Complex characters and simple virtues are what make this a great  book. Everyone has their angels and demons. It is how they deal with both that leads to an outcome. It also celebrates the pleasure of reading and gives several great book recommendations. It is a perfect discussion book, even made more interesting by the author calling in to join us. The Murder in the Afternoon book club will be meeting up on BookPeople’s third floor October 21st, at 1PM.

You can purchase The Man Who Came Uptown in-store and online at BookPeople now and receive a 10% discount when you mention that it’s for the Murder in the Afternoon book club.

Three Picks for October

Crime Fiction Coordinator, Scott Montgomery, has your required reading for October set with three picks you shouldn’t sleep on.


G. I. Confidential by Martin Limón

Seventies Seoul-stationed CID cops Sueno and Bascome make some new enemies, going after G.I. bank robbers and dealing with a General who has a Colonel Kurtz bent. Limón continues to flesh out his lifers while depicting Korean and army life, along with a slam bang thriller.




9781641290807_0d283 Sarah Jane by James Sallis

This book combines character study, police procedural , and regional novel for this tale of a female deputy in the Ozarks who becomes sheriff when the previous one is murdered. Sallis captures both the voice and heart of a survivor.





9781643960319The Dead Beat Scroll

August Riordan returns to San Fransisco to find his former partner murdered. His search for justice leads to Chinatown gangsters, sugar daddies, and scroll manuscript of Kerouac. A fun traditional P.I. novel that uses its setting for all it’s worth. Mark will be at BookPeople October 28th at 7PM with authors L.A. Chandlar and Heather Harper Ellet.

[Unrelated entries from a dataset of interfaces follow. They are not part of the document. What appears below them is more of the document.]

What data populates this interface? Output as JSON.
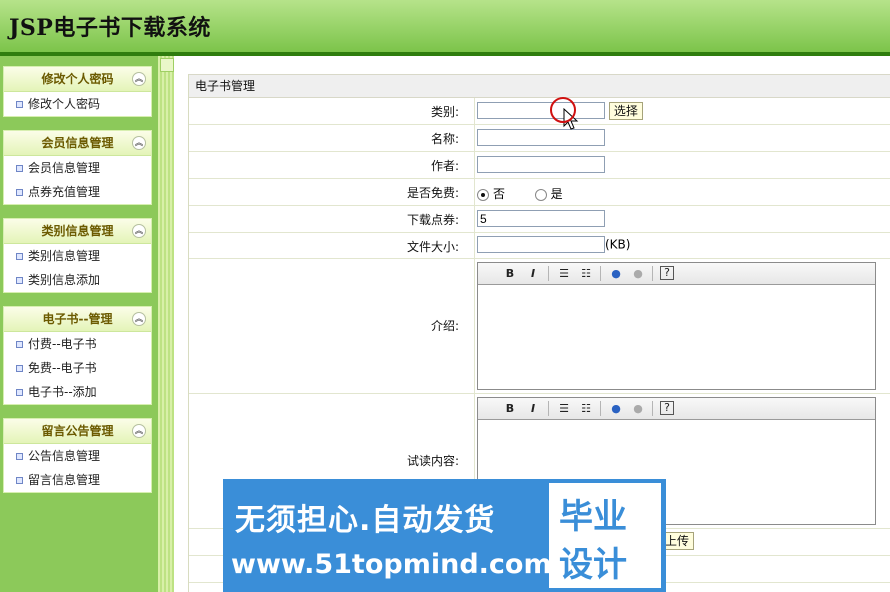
{
  "app_title": "JSP电子书下载系统",
  "sidebar": {
    "groups": [
      {
        "title": "修改个人密码",
        "items": [
          "修改个人密码"
        ]
      },
      {
        "title": "会员信息管理",
        "items": [
          "会员信息管理",
          "点券充值管理"
        ]
      },
      {
        "title": "类别信息管理",
        "items": [
          "类别信息管理",
          "类别信息添加"
        ]
      },
      {
        "title": "电子书--管理",
        "items": [
          "付费--电子书",
          "免费--电子书",
          "电子书--添加"
        ]
      },
      {
        "title": "留言公告管理",
        "items": [
          "公告信息管理",
          "留言信息管理"
        ]
      }
    ]
  },
  "main": {
    "section_title": "电子书管理",
    "fields": {
      "category_label": "类别:",
      "category_value": "",
      "choose_button": "选择",
      "name_label": "名称:",
      "name_value": "",
      "author_label": "作者:",
      "author_value": "",
      "free_label": "是否免费:",
      "free_options": [
        "否",
        "是"
      ],
      "free_selected": "否",
      "points_label": "下载点券:",
      "points_value": "5",
      "size_label": "文件大小:",
      "size_value": "",
      "size_unit": "(KB)",
      "intro_label": "介绍:",
      "trial_label": "试读内容:",
      "upload_button": "上传"
    },
    "editor_toolbar": [
      "B",
      "I",
      "numbered-list-icon",
      "bullet-list-icon",
      "link-icon",
      "unlink-icon",
      "help-icon"
    ]
  },
  "watermark": {
    "line1": "无须担心.自动发货",
    "line2": "www.51topmind.com",
    "box_line1": "毕业",
    "box_line2": "设计"
  },
  "colors": {
    "header_green": "#7cc44a",
    "sidebar_green": "#8cc95a",
    "watermark_blue": "#3a8ed8"
  }
}
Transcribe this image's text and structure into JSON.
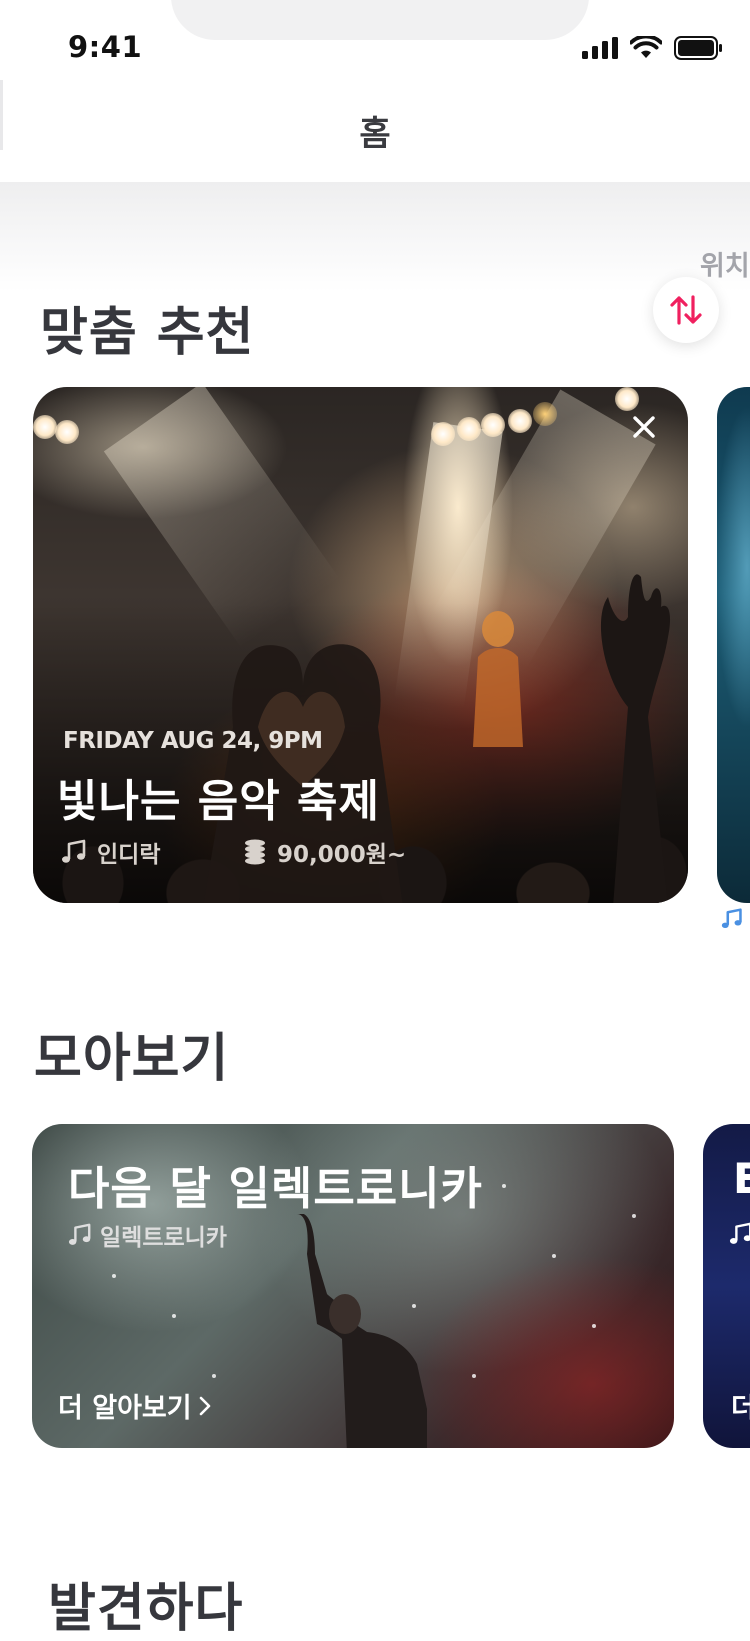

You can grab copies of all three of Scott’s picks this month in-store and online at BookPeople.